Heads A device called a head reads and writes data in a hard drive by manipulating the magnetic medium that composes the surface of an associated disk platter. Naturally, a platter has 2 sides and thus 2 surfaces on which data can be manipulated; usually there are 2 heads per platter, one per sideSector Section of each disk platter. A sector holds 512 bytes.
Blocks and clusters
Clusters are allocation units for data on various file systems (FAT, NTFS, etc.), where data mainly consists of files. Clusters are not directly affected by the physical or virtual geometry of the disk, i.e., a cluster can begin at a sector near the end of a given CH track, and end in a sector on the physically or logically next CH track.
Figure 1. Disk structures:
(B) Geometrical sector
(C) Track sector
Below a more detailed explanation is mentioned
- Mechanical components of a hard disk shown below.
- A typical consumer hard disk will usually have between one and five platters.
Arms: The head stack assembly holds the arms that hold the read/write heads. The stack is rotated by an actuator which is not displayed in the image, causing the arms to position the heads between the hub and the edge of the platter. To achieve great speed and accuracy, the arm and its movement mechanism need to be extremely light and fast. The arm on a typical hard-disk drive can move from hub to edge and back up to 50 times per second.
- The data is stored on the surface of a platter in areas called tracks and sectors. A sector is displayed in yellow and a track in blue.
Every platter contains many concentric circles – called tracks – that are used to store the data. This radically differs from a CD or DVD, where a single track of data is used, laid out as a spiral. A modern hard disk has tens of thousands of tracks on a platter. The tracks on a hard disk are divided up into smaller segments called sectors. Each sector usually holds 512 bytes of user data, plus as many as a few dozen additional bytes used for internal drive control and for error detection and correction.
The heads that access the platters are locked together on an assembly of head arms. This means that all the heads move in and out together, so each head is always physically located at the same track number. It is not possible to have one head at track 0 and another at track 1,000. Because of this arrangement, often the track location of the heads is not referred to as a track number but rather as a cylinder number. What you should take away from this is that they are essentially the same.
- This image below shows a cylinder. A cylinder is formed by the tracks that are physically located directly above each other.

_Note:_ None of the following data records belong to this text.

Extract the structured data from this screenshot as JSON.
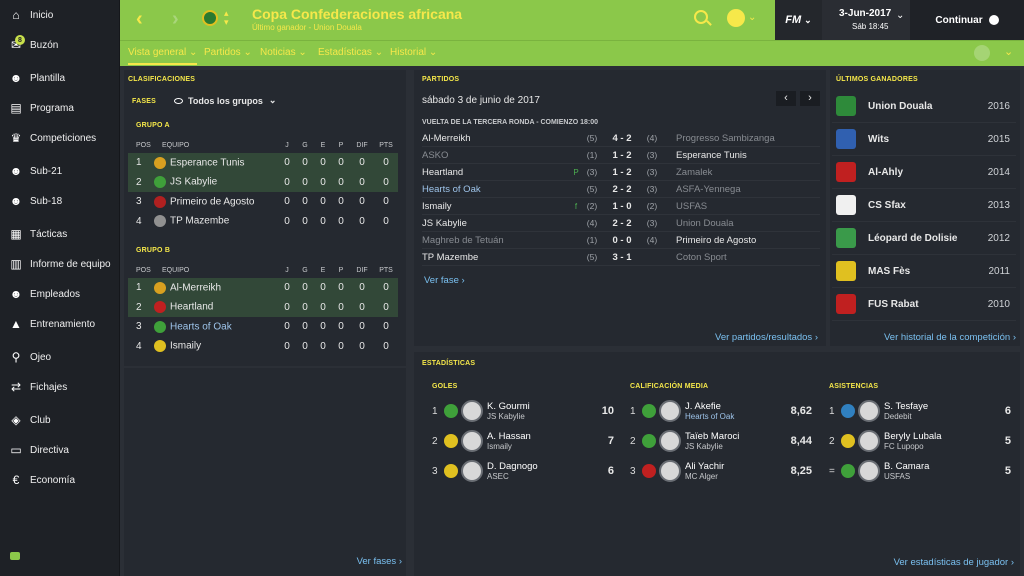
{
  "sidebar": {
    "items": [
      {
        "label": "Inicio",
        "icon": "home-icon",
        "glyph": "⌂"
      },
      {
        "label": "Buzón",
        "icon": "inbox-icon",
        "glyph": "✉",
        "badge": "8"
      },
      {
        "label": "Plantilla",
        "icon": "squad-icon",
        "glyph": "☻"
      },
      {
        "label": "Programa",
        "icon": "schedule-icon",
        "glyph": "▤"
      },
      {
        "label": "Competiciones",
        "icon": "trophy-icon",
        "glyph": "♛"
      },
      {
        "label": "Sub-21",
        "icon": "u21-icon",
        "glyph": "☻"
      },
      {
        "label": "Sub-18",
        "icon": "u18-icon",
        "glyph": "☻"
      },
      {
        "label": "Tácticas",
        "icon": "tactics-icon",
        "glyph": "▦"
      },
      {
        "label": "Informe de equipo",
        "icon": "report-icon",
        "glyph": "▥"
      },
      {
        "label": "Empleados",
        "icon": "staff-icon",
        "glyph": "☻"
      },
      {
        "label": "Entrenamiento",
        "icon": "training-icon",
        "glyph": "▲"
      },
      {
        "label": "Ojeo",
        "icon": "scouting-icon",
        "glyph": "⚲"
      },
      {
        "label": "Fichajes",
        "icon": "transfers-icon",
        "glyph": "⇄"
      },
      {
        "label": "Club",
        "icon": "club-icon",
        "glyph": "◈"
      },
      {
        "label": "Directiva",
        "icon": "board-icon",
        "glyph": "▭"
      },
      {
        "label": "Economía",
        "icon": "finances-icon",
        "glyph": "€"
      }
    ]
  },
  "header": {
    "title": "Copa Confederaciones africana",
    "subtitle": "Último ganador - Union Douala",
    "date": "3-Jun-2017",
    "time": "Sáb 18:45",
    "fm": "FM",
    "continue": "Continuar",
    "tabs": [
      "Vista general",
      "Partidos",
      "Noticias",
      "Estadísticas",
      "Historial"
    ]
  },
  "standings": {
    "heading": "CLASIFICACIONES",
    "phase_label": "FASES",
    "phase_value": "Todos los grupos",
    "columns": [
      "POS",
      "EQUIPO",
      "J",
      "G",
      "E",
      "P",
      "DIF",
      "PTS"
    ],
    "groups": [
      {
        "name": "GRUPO A",
        "rows": [
          {
            "pos": "1",
            "team": "Esperance Tunis",
            "j": "0",
            "g": "0",
            "e": "0",
            "p": "0",
            "dif": "0",
            "pts": "0",
            "hl": true,
            "color": "#d8a020"
          },
          {
            "pos": "2",
            "team": "JS Kabylie",
            "j": "0",
            "g": "0",
            "e": "0",
            "p": "0",
            "dif": "0",
            "pts": "0",
            "hl": true,
            "color": "#3fa03a"
          },
          {
            "pos": "3",
            "team": "Primeiro de Agosto",
            "j": "0",
            "g": "0",
            "e": "0",
            "p": "0",
            "dif": "0",
            "pts": "0",
            "hl": false,
            "color": "#b02020"
          },
          {
            "pos": "4",
            "team": "TP Mazembe",
            "j": "0",
            "g": "0",
            "e": "0",
            "p": "0",
            "dif": "0",
            "pts": "0",
            "hl": false,
            "color": "#909090"
          }
        ]
      },
      {
        "name": "GRUPO B",
        "rows": [
          {
            "pos": "1",
            "team": "Al-Merreikh",
            "j": "0",
            "g": "0",
            "e": "0",
            "p": "0",
            "dif": "0",
            "pts": "0",
            "hl": true,
            "color": "#d8a020"
          },
          {
            "pos": "2",
            "team": "Heartland",
            "j": "0",
            "g": "0",
            "e": "0",
            "p": "0",
            "dif": "0",
            "pts": "0",
            "hl": true,
            "color": "#c02020"
          },
          {
            "pos": "3",
            "team": "Hearts of Oak",
            "j": "0",
            "g": "0",
            "e": "0",
            "p": "0",
            "dif": "0",
            "pts": "0",
            "hl": false,
            "color": "#3fa03a",
            "blue": true
          },
          {
            "pos": "4",
            "team": "Ismaily",
            "j": "0",
            "g": "0",
            "e": "0",
            "p": "0",
            "dif": "0",
            "pts": "0",
            "hl": false,
            "color": "#e0c020"
          }
        ]
      }
    ],
    "link": "Ver fases"
  },
  "matches": {
    "heading": "PARTIDOS",
    "date": "sábado 3 de junio de 2017",
    "round": "VUELTA DE LA TERCERA RONDA - COMIENZO 18:00",
    "rows": [
      {
        "home": "Al-Merreikh",
        "ind": "",
        "hx": "(5)",
        "score": "4 - 2",
        "ax": "(4)",
        "away": "Progresso Sambizanga",
        "hstyle": "",
        "astyle": "dim"
      },
      {
        "home": "ASKO",
        "ind": "",
        "hx": "(1)",
        "score": "1 - 2",
        "ax": "(3)",
        "away": "Esperance Tunis",
        "hstyle": "dim",
        "astyle": ""
      },
      {
        "home": "Heartland",
        "ind": "P",
        "hx": "(3)",
        "score": "1 - 2",
        "ax": "(3)",
        "away": "Zamalek",
        "hstyle": "",
        "astyle": "dim"
      },
      {
        "home": "Hearts of Oak",
        "ind": "",
        "hx": "(5)",
        "score": "2 - 2",
        "ax": "(3)",
        "away": "ASFA-Yennega",
        "hstyle": "hi",
        "astyle": "dim"
      },
      {
        "home": "Ismaily",
        "ind": "f",
        "hx": "(2)",
        "score": "1 - 0",
        "ax": "(2)",
        "away": "USFAS",
        "hstyle": "",
        "astyle": "dim"
      },
      {
        "home": "JS Kabylie",
        "ind": "",
        "hx": "(4)",
        "score": "2 - 2",
        "ax": "(3)",
        "away": "Union Douala",
        "hstyle": "",
        "astyle": "dim"
      },
      {
        "home": "Maghreb de Tetuán",
        "ind": "",
        "hx": "(1)",
        "score": "0 - 0",
        "ax": "(4)",
        "away": "Primeiro de Agosto",
        "hstyle": "dim",
        "astyle": ""
      },
      {
        "home": "TP Mazembe",
        "ind": "",
        "hx": "(5)",
        "score": "3 - 1",
        "ax": "",
        "away": "Coton Sport",
        "hstyle": "",
        "astyle": "dim"
      }
    ],
    "link_phase": "Ver fase",
    "link_results": "Ver partidos/resultados"
  },
  "winners": {
    "heading": "ÚLTIMOS GANADORES",
    "rows": [
      {
        "team": "Union Douala",
        "year": "2016",
        "color": "#2e8a3a"
      },
      {
        "team": "Wits",
        "year": "2015",
        "color": "#3060b0"
      },
      {
        "team": "Al-Ahly",
        "year": "2014",
        "color": "#c02020"
      },
      {
        "team": "CS Sfax",
        "year": "2013",
        "color": "#f0f0f0"
      },
      {
        "team": "Léopard de Dolisie",
        "year": "2012",
        "color": "#3a9a4a"
      },
      {
        "team": "MAS Fès",
        "year": "2011",
        "color": "#e0c020"
      },
      {
        "team": "FUS Rabat",
        "year": "2010",
        "color": "#c02020"
      }
    ],
    "link": "Ver historial de la competición"
  },
  "stats": {
    "heading": "ESTADÍSTICAS",
    "cols": [
      {
        "title": "GOLES",
        "rows": [
          {
            "rank": "1",
            "name": "K. Gourmi",
            "club": "JS Kabylie",
            "value": "10",
            "color": "#3fa03a",
            "blue": false
          },
          {
            "rank": "2",
            "name": "A. Hassan",
            "club": "Ismaily",
            "value": "7",
            "color": "#e0c020",
            "blue": false
          },
          {
            "rank": "3",
            "name": "D. Dagnogo",
            "club": "ASEC",
            "value": "6",
            "color": "#e0c020",
            "blue": false
          }
        ]
      },
      {
        "title": "CALIFICACIÓN MEDIA",
        "rows": [
          {
            "rank": "1",
            "name": "J. Akefie",
            "club": "Hearts of Oak",
            "value": "8,62",
            "color": "#3fa03a",
            "blue": true
          },
          {
            "rank": "2",
            "name": "Taïeb Maroci",
            "club": "JS Kabylie",
            "value": "8,44",
            "color": "#3fa03a",
            "blue": false
          },
          {
            "rank": "3",
            "name": "Ali Yachir",
            "club": "MC Alger",
            "value": "8,25",
            "color": "#c02020",
            "blue": false
          }
        ]
      },
      {
        "title": "ASISTENCIAS",
        "rows": [
          {
            "rank": "1",
            "name": "S. Tesfaye",
            "club": "Dedebit",
            "value": "6",
            "color": "#3080c0",
            "blue": false
          },
          {
            "rank": "2",
            "name": "Beryly Lubala",
            "club": "FC Lupopo",
            "value": "5",
            "color": "#e0c020",
            "blue": false
          },
          {
            "rank": "=",
            "name": "B. Camara",
            "club": "USFAS",
            "value": "5",
            "color": "#3fa03a",
            "blue": false
          }
        ]
      }
    ],
    "link_phases": "Ver fases",
    "link_players": "Ver estadísticas de jugador"
  },
  "colors": {
    "accent": "#8bc84a",
    "title": "#f6e84a",
    "link": "#7ac0f0",
    "highlight_row": "#324838"
  }
}
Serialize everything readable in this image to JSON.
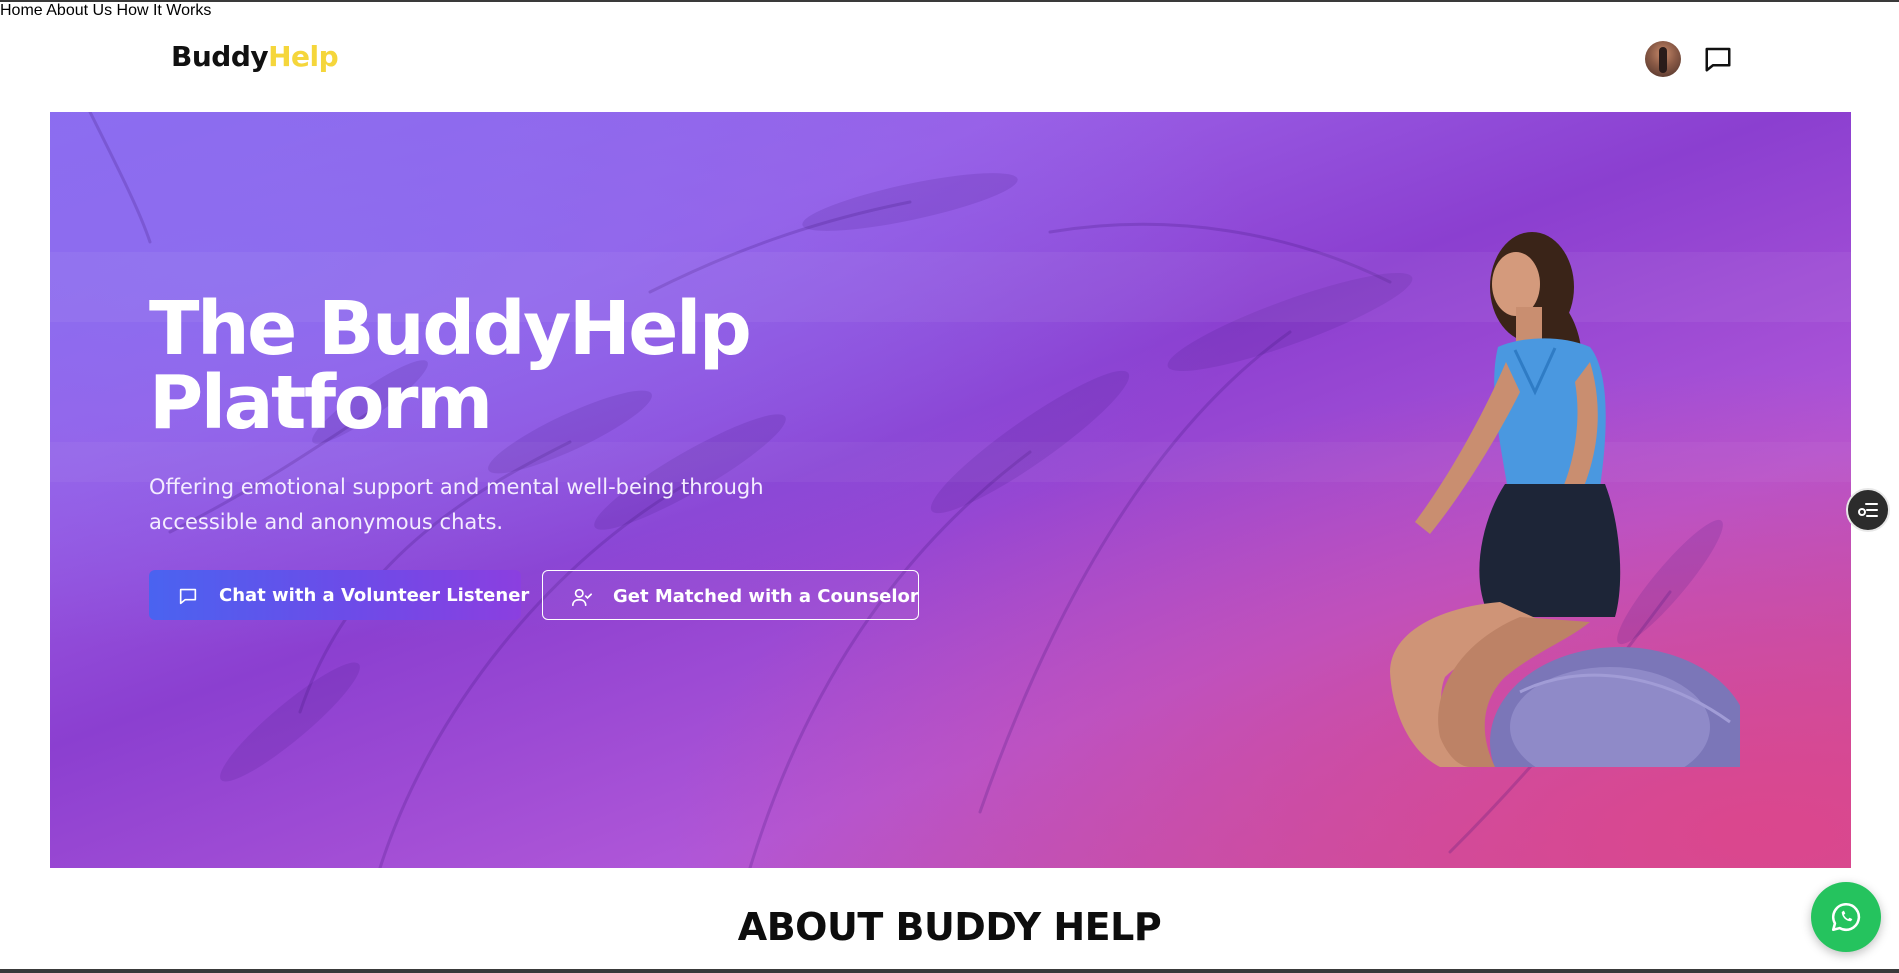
{
  "header": {
    "logo_part1": "Buddy",
    "logo_part2": "Help",
    "nav": [
      {
        "label": "Home"
      },
      {
        "label": "About Us"
      },
      {
        "label": "How It Works"
      }
    ],
    "avatar_icon": "user-avatar",
    "message_icon": "message-square-icon"
  },
  "hero": {
    "title_line1": "The BuddyHelp",
    "title_line2": "Platform",
    "subtitle_line1": "Offering emotional support and mental well-being through",
    "subtitle_line2": "accessible and anonymous chats.",
    "primary_button": {
      "label": "Chat with a Volunteer Listener",
      "icon": "message-square-icon"
    },
    "secondary_button": {
      "label": "Get Matched with a Counselor",
      "icon": "user-check-icon"
    },
    "image_subject": "woman meditating on exercise ball"
  },
  "about": {
    "heading": "ABOUT BUDDY HELP"
  },
  "floating": {
    "side_widget_icon": "list-settings-icon",
    "whatsapp_icon": "whatsapp-icon"
  },
  "colors": {
    "logo_accent": "#f5d63b",
    "hero_start": "#8a6cf0",
    "hero_end": "#c8509c",
    "primary_button": "#5a56ec",
    "whatsapp": "#25c35e"
  }
}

In the past, hard disks used to work pretty much exactly as described above. Modern hard disks use methods such as zoned bit recording to improve performance, but these details are only known by the disk controller.